Problem to work on:
Would you give the entries below again in full, exactly as they stand?

Exercise input:
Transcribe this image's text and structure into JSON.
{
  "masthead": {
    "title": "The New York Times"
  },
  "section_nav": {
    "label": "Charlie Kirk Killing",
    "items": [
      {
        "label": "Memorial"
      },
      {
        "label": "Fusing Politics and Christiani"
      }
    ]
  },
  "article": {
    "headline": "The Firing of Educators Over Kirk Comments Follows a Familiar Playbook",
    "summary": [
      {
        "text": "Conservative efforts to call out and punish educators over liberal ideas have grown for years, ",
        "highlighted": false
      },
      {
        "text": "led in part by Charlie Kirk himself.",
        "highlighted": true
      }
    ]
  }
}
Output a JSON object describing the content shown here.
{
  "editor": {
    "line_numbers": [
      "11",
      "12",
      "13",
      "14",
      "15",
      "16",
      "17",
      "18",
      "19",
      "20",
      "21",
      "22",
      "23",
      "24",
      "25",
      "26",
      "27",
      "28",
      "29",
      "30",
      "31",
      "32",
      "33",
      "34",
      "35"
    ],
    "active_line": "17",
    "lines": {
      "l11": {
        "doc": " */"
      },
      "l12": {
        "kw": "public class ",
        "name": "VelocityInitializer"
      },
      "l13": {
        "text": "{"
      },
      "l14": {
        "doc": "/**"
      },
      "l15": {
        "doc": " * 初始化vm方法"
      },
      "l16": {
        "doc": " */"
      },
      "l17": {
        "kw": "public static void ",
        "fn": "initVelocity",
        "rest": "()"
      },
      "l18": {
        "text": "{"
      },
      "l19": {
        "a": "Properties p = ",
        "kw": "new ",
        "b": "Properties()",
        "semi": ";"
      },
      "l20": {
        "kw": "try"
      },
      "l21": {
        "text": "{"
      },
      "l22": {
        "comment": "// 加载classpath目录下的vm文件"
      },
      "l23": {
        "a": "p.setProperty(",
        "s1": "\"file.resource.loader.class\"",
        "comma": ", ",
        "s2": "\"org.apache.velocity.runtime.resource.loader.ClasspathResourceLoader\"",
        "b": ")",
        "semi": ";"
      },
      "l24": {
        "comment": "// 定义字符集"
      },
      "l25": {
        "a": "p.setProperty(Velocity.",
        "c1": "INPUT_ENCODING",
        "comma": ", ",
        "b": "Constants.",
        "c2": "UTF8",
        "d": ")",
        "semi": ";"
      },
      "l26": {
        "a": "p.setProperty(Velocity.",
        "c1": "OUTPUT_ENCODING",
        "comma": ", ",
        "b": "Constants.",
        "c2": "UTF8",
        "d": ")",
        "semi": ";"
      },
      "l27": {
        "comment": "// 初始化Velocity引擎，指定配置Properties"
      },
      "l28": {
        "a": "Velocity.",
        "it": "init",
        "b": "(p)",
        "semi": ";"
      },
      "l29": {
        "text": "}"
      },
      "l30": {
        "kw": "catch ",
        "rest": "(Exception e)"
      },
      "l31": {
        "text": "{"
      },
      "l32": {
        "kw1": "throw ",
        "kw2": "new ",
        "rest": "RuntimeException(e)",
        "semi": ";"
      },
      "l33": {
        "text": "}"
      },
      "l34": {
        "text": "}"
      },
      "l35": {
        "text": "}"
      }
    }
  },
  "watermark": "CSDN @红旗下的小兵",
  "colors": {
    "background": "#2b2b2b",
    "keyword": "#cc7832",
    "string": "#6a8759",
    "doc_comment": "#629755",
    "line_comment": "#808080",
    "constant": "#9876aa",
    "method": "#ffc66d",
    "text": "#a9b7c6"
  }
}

Solution to this problem:
Transcribe this image's text and structure into JSON.
{
  "masthead": {
    "title": "The New York Times"
  },
  "section_nav": {
    "label": "Charlie Kirk Killing",
    "items": [
      {
        "label": "Memorial"
      },
      {
        "label": "Fusing Politics and Christiani"
      }
    ]
  },
  "article": {
    "headline": "The Firing of Educators Over Kirk Comments Follows a Familiar Playbook",
    "summary": [
      {
        "text": "Conservative efforts to call out and punish educators over liberal ideas have grown for years, ",
        "highlighted": false
      },
      {
        "text": "led in part by Charlie Kirk himself.",
        "highlighted": true
      }
    ]
  }
}
Output a JSON object describing the content shown here.
{
  "editor": {
    "line_numbers": [
      "11",
      "12",
      "13",
      "14",
      "15",
      "16",
      "17",
      "18",
      "19",
      "20",
      "21",
      "22",
      "23",
      "24",
      "25",
      "26",
      "27",
      "28",
      "29",
      "30",
      "31",
      "32",
      "33",
      "34",
      "35"
    ],
    "active_line": "17",
    "lines": {
      "l11": {
        "doc": " */"
      },
      "l12": {
        "kw": "public class ",
        "name": "VelocityInitializer"
      },
      "l13": {
        "text": "{"
      },
      "l14": {
        "doc": "/**"
      },
      "l15": {
        "doc": " * 初始化vm方法"
      },
      "l16": {
        "doc": " */"
      },
      "l17": {
        "kw": "public static void ",
        "fn": "initVelocity",
        "rest": "()"
      },
      "l18": {
        "text": "{"
      },
      "l19": {
        "a": "Properties p = ",
        "kw": "new ",
        "b": "Properties()",
        "semi": ";"
      },
      "l20": {
        "kw": "try"
      },
      "l21": {
        "text": "{"
      },
      "l22": {
        "comment": "// 加载classpath目录下的vm文件"
      },
      "l23": {
        "a": "p.setProperty(",
        "s1": "\"file.resource.loader.class\"",
        "comma": ", ",
        "s2": "\"org.apache.velocity.runtime.resource.loader.ClasspathResourceLoader\"",
        "b": ")",
        "semi": ";"
      },
      "l24": {
        "comment": "// 定义字符集"
      },
      "l25": {
        "a": "p.setProperty(Velocity.",
        "c1": "INPUT_ENCODING",
        "comma": ", ",
        "b": "Constants.",
        "c2": "UTF8",
        "d": ")",
        "semi": ";"
      },
      "l26": {
        "a": "p.setProperty(Velocity.",
        "c1": "OUTPUT_ENCODING",
        "comma": ", ",
        "b": "Constants.",
        "c2": "UTF8",
        "d": ")",
        "semi": ";"
      },
      "l27": {
        "comment": "// 初始化Velocity引擎，指定配置Properties"
      },
      "l28": {
        "a": "Velocity.",
        "it": "init",
        "b": "(p)",
        "semi": ";"
      },
      "l29": {
        "text": "}"
      },
      "l30": {
        "kw": "catch ",
        "rest": "(Exception e)"
      },
      "l31": {
        "text": "{"
      },
      "l32": {
        "kw1": "throw ",
        "kw2": "new ",
        "rest": "RuntimeException(e)",
        "semi": ";"
      },
      "l33": {
        "text": "}"
      },
      "l34": {
        "text": "}"
      },
      "l35": {
        "text": "}"
      }
    }
  },
  "watermark": "CSDN @红旗下的小兵",
  "colors": {
    "background": "#2b2b2b",
    "keyword": "#cc7832",
    "string": "#6a8759",
    "doc_comment": "#629755",
    "line_comment": "#808080",
    "constant": "#9876aa",
    "method": "#ffc66d",
    "text": "#a9b7c6"
  }
}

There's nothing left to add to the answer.